While he juggles on-set difficulties, she takes a side job with writer Whitfield Cook (Danny Huston), leading to speculation about her fidelity, both personal and professional.
When Gervasi focuses on the way Hitchcock made his masterpiece, he offers an entertaining look at how Hollywood was changing in 1959, and how one director shook things up when some people thought he was past his prime.
Gervasi and screenwriter John J. McLaughlin (adapting Stephen Rebellos Alfred Hitchcock and the Making of Psycho) cast the supporting roles convincingly, providing Scarlett Johansson (as Psycho star Janet Leigh) and Jessica Biel (as co-star Vera Miles) with the best material theyve had in a while.
And James DArcy (Cloud Atlas) absolutely nails Anthony Perkins shy, nervous insecurity. People in the screening audience actually gasped when he appeared, so if anyone ever makes a Perkins biopic, this is the guy to call.
Hopkins doesnt look or sound much like Hitch, so you never forget whom youre really watching, but he does convey his subjects perverse, borderline sadistic sense of humor. He hints at other perversions, too, as references are made to a voyeuristic obsession with blond actresses.
Unlike the recent HBO movie The Girl, which makes Hitchcock a more sinister character, this film treats his behavior as a harmless middle-aged indulgence. It makes him more likable but a lot less interesting.
The decision to have him hold imaginary conversations with Ed Gein, the real serial killer who inspired Psycho, is similarly misguided, playing more like a sick variation on Harvey than anything else.
Alma pushes through all this to emerge as the strongest figure in the story, by far. Shes intelligent, patient and talented, and although the domestic drama is poorly written, Mirrens performance brings depth to the soapiest moments.
Hitchcock may be a muddled and shallow portrait of its actual title character, but it shines a much-deserved spotlight on the great woman behind this particular great man.
(At the Glenwood Arts, Palace and Studio 30.)
MAKING A KILLING
While Hitchcock goes behind the scenes of Psycho, we open the curtain on that 1960 films most infamous segment: the shower.
• Filming took seven days a third of the total time Janet Leigh was on set.
• A prop man provided the murder sounds by knifing casaba melons.
• Speaking of ruthless slicing, in an interview on The Dick Cavett Show, Alfred Hitchcock said, Everything was so rapid that there were 78 separate pieces of film in 45 seconds.
• The blood swirling down the drain is actually chocolate syrup.
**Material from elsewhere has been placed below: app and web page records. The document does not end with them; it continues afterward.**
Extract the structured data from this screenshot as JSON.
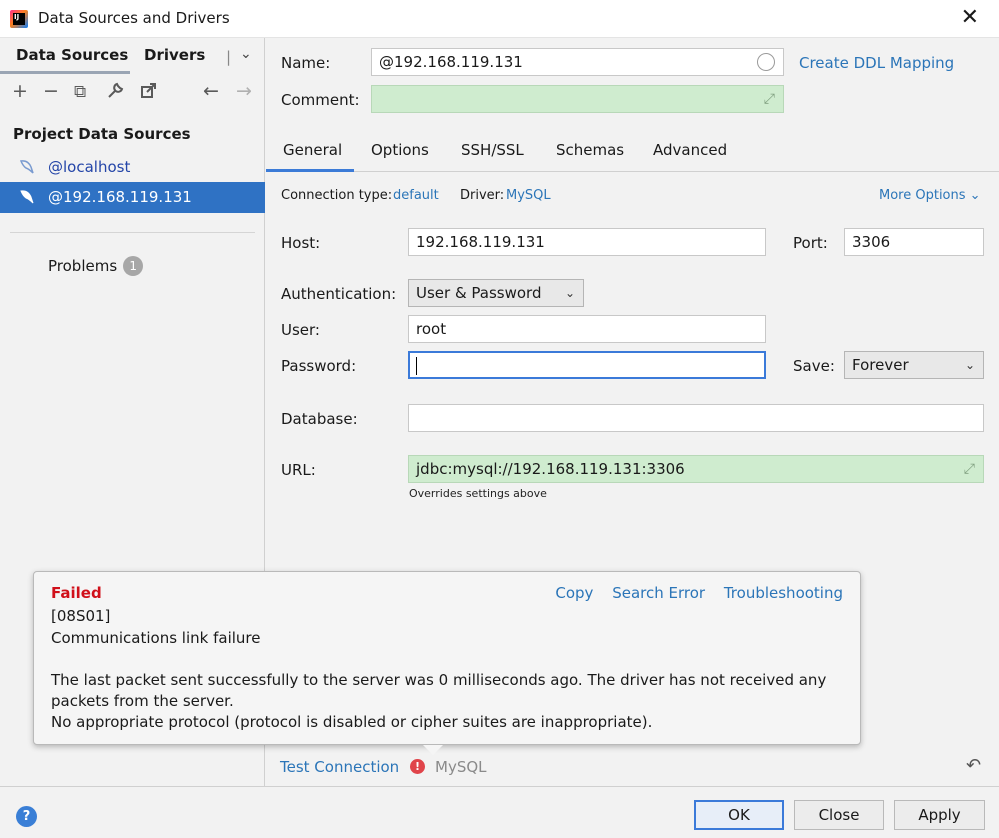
{
  "window": {
    "title": "Data Sources and Drivers",
    "close_glyph": "✕"
  },
  "left": {
    "tabs": {
      "data_sources": "Data Sources",
      "drivers": "Drivers"
    },
    "toolbar": {
      "add": "+",
      "remove": "−",
      "copy": "⧉",
      "wrench": "🔧",
      "export": "⇱",
      "back": "←",
      "forward": "→"
    },
    "section_title": "Project Data Sources",
    "items": [
      {
        "label": "@localhost",
        "icon": "mysql-dolphin-icon"
      },
      {
        "label": "@192.168.119.131",
        "icon": "mysql-dolphin-icon"
      }
    ],
    "problems_label": "Problems",
    "problems_count": "1"
  },
  "form": {
    "name_label": "Name:",
    "name_value": "@192.168.119.131",
    "create_ddl_link": "Create DDL Mapping",
    "comment_label": "Comment:",
    "tabs": [
      "General",
      "Options",
      "SSH/SSL",
      "Schemas",
      "Advanced"
    ],
    "conn_type_label": "Connection type:",
    "conn_type_value": "default",
    "driver_label": "Driver:",
    "driver_value": "MySQL",
    "more_options": "More Options",
    "host_label": "Host:",
    "host_value": "192.168.119.131",
    "port_label": "Port:",
    "port_value": "3306",
    "auth_label": "Authentication:",
    "auth_value": "User & Password",
    "user_label": "User:",
    "user_value": "root",
    "password_label": "Password:",
    "save_label": "Save:",
    "save_value": "Forever",
    "database_label": "Database:",
    "database_value": "",
    "url_label": "URL:",
    "url_value": "jdbc:mysql://192.168.119.131:3306",
    "url_note": "Overrides settings above"
  },
  "error_popup": {
    "status": "Failed",
    "code": "[08S01]",
    "summary": "Communications link failure",
    "detail1": "The last packet sent successfully to the server was 0 milliseconds ago. The driver has not received any",
    "detail2": "packets from the server.",
    "detail3": "No appropriate protocol (protocol is disabled or cipher suites are inappropriate).",
    "links": [
      "Copy",
      "Search Error",
      "Troubleshooting"
    ]
  },
  "test": {
    "label": "Test Connection",
    "driver": "MySQL",
    "error_glyph": "!"
  },
  "buttons": {
    "ok": "OK",
    "close": "Close",
    "apply": "Apply",
    "help": "?"
  },
  "colors": {
    "accent": "#3b7ad9",
    "link": "#2b75b8",
    "error": "#d0101a",
    "selection": "#2f72c4",
    "url_bg": "#cfeccf"
  }
}
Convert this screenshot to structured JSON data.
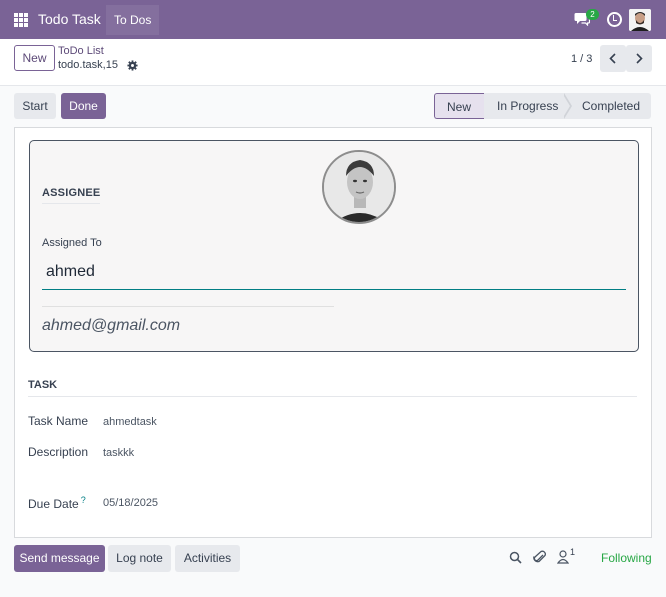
{
  "navbar": {
    "app_name": "Todo Task",
    "menu_label": "To Dos",
    "messages_count": "2",
    "bg_color": "#7a6396"
  },
  "control_panel": {
    "new_label": "New",
    "breadcrumb_parent": "ToDo List",
    "record_name": "todo.task,15",
    "pager_value": "1 / 3"
  },
  "statusbar": {
    "buttons": [
      "Start",
      "Done"
    ],
    "stages": [
      "New",
      "In Progress",
      "Completed"
    ],
    "active_stage": "New"
  },
  "assignee": {
    "section_title": "ASSIGNEE",
    "assigned_label": "Assigned To",
    "assigned_value": "ahmed",
    "email": "ahmed@gmail.com"
  },
  "task": {
    "section_title": "TASK",
    "fields": [
      {
        "label": "Task Name",
        "value": "ahmedtask"
      },
      {
        "label": "Description",
        "value": "taskkk"
      },
      {
        "label": "Due Date",
        "help": "?",
        "value": "05/18/2025"
      }
    ]
  },
  "chatter": {
    "send_message": "Send message",
    "log_note": "Log note",
    "activities": "Activities",
    "followers_count": "1",
    "following": "Following"
  },
  "colors": {
    "primary": "#7a6396",
    "accent_teal": "#017e84",
    "success": "#28a745"
  }
}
• Hitchcock envisioned no music for the scene, but Bernard Hermann went ahead and wrote his iconic Screaming Violins score for it. Hitchcock then doubled the composers salary.
• After watching herself in the scene, Leigh reportedly gave up showers for the rest of her life and took only baths.
Alfred Hitchcock often said publically how indebted he was to his wife, Alma Reville. For example, when accepting an American Film Institute Life Achievement Award, he said:
Had the beautiful Miss Reville not accepted a lifetime contract, without options, as Mrs. Alfred Hitchcock some 53 years ago, Mr. Alfred Hitchcock might be in this room tonight not at this table, but as one of the slower waiters on the floor.
WHAT OTHERS ARE SAYING
• David Germain, The Associated Press: Its spirit of whimsy (is) a wink that the filmmakers know theyre riffing on Hitchcocks merrily macabre persona and not examining the man with any great depth or insight.
• Ann Hornaday, the Washington Post: Theres something tonally off about the master of anxiety, neurosis and disquiet being depicted in a story this cozy.
• Kenneth Turan, Los Angeles Times: Its protagonists turn out to be not especially interesting and the audience is not presented any convincing reason to care about what happens in their lives.
| Sharon Hoffmann, email@example.com